Especially the part about "all of them." That is SO true. Even crummy scenes are great to write.

Bill Cameron said...

Aye, Beth. I knew you'd like that one. :)

And, yes, Shane, how do we pick. Our darlings! (Except the ones we kill, but even them!)

Linda G. said...

Just as I suspected--writers ARE sadists.

Sophie Littlefield said...

wow bill, you did a great job describing the emotions around writing, or more precisely, around "having written"...

Bill Cameron said...

Linda, as it happens, I do a character development workshop in which I describe my own guidelines for character development. Number 1: Embrace your inner sadist. :) (You can see the outline, featuring other guidelines which encourage imposing misery, here:

Thanks, Sophie. I wasn't really trying to!

Elisabeth Black said...

You know me too well. :)

Sophie Littlefield, was that a Dorothy Sayers reference? "I hate writing.
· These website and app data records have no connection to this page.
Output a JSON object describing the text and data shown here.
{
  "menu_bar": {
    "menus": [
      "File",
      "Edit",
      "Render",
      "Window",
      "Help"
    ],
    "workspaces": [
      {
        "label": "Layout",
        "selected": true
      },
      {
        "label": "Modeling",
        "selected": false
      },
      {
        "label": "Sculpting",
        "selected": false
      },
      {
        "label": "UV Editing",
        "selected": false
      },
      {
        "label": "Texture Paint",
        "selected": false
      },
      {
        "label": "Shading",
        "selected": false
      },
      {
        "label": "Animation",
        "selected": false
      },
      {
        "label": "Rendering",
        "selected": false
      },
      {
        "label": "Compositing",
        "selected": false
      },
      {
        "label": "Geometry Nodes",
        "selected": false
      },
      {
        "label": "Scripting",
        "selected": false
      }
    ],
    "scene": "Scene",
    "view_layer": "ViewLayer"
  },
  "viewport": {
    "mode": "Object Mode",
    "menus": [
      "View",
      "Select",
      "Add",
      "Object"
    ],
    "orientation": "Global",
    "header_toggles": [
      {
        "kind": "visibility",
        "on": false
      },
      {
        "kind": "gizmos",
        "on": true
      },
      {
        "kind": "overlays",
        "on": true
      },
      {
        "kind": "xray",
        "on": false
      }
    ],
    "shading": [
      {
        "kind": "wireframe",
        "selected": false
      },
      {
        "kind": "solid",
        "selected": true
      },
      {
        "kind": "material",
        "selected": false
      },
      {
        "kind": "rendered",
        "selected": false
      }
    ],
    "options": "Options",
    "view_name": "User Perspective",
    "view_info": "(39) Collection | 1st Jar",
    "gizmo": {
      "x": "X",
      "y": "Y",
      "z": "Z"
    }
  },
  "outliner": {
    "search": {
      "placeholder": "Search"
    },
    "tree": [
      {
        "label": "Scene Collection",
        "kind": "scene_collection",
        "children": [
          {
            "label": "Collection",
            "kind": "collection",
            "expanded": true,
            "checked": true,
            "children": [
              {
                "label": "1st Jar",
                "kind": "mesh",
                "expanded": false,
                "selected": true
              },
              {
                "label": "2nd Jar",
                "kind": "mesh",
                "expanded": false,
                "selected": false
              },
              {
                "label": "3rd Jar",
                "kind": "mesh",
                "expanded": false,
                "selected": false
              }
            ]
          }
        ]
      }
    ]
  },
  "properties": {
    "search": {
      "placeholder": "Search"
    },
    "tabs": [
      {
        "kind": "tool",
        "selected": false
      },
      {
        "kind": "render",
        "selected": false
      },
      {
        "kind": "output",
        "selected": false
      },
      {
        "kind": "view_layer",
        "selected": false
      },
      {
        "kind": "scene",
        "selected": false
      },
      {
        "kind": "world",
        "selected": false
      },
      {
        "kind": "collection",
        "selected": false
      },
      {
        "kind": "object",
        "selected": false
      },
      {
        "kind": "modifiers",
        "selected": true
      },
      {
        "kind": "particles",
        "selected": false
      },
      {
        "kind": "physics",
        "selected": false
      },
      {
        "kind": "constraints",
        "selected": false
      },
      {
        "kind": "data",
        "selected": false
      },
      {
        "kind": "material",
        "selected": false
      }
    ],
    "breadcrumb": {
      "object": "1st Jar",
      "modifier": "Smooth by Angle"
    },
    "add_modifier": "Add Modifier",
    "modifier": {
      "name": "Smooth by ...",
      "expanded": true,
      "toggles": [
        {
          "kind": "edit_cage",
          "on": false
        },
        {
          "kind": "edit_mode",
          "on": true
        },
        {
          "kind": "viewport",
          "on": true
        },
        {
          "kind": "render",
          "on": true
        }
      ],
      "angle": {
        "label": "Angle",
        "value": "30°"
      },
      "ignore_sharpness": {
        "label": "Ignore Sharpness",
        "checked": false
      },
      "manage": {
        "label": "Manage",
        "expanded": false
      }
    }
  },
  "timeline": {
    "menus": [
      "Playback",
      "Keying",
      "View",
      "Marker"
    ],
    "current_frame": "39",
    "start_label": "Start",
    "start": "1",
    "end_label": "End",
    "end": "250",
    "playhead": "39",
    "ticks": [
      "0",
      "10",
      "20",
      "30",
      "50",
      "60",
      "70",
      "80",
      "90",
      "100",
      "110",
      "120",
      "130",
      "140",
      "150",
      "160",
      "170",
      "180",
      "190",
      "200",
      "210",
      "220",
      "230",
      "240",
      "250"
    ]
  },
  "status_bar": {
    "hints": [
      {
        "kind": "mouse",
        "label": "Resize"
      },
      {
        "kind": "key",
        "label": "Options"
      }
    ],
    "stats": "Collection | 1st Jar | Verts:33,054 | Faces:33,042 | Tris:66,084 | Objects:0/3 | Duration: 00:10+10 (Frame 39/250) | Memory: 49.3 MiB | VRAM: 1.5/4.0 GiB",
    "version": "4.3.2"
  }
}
I love having written."

Rebecca Cantrell said...

Great post! You do kinda remind me of Mr. Smithers in it, so inspired choice of graphic as well.

I can be mean to my characters, but I always have to rewrite the climax because I wasn't mean enough. Maybe someday I'll be as sadistic as Bill. A goal to shoot for?

Terry Stonecrop said...

We all have our own idea of fun... I like the idea of embracing my inner sadist. I have trouble with that.

Thanks so much for Day One! I just got it. It feels so cool having a promo copy. I'm finishing up another book. This is next and it sure looks good.

Shane Gericke said...

Bill, I looked at Elisabeth's blog. She wrote this:

"Art twines its roots through your whole self and when your art suffers a blow, the rest of you hurts."

Isn't that just damn lovely?

Bill Cameron said...

Hey, Becky. It's good to dream. Embrace the darkness! Bwa ha ha!

Terry, glad the book arrived safe and sound. I look forward to hearing what you think. When it comes to your inner sadist, I think it helps to remember that trouble is interesting. I remember Lee Child saying (rough paraphrase) that when he writes, he spends the first half of the book making things as hard as possible for Jack Reacher, and then the second half of the book figuring out how to get him out of all that trouble. Lee knows what he's about, that's for sure.

And, Shane, yes. So lovely.

Terry Stonecrop said...

Bill, Thanks for the advice, much appreciated. I'll email you after I've read it.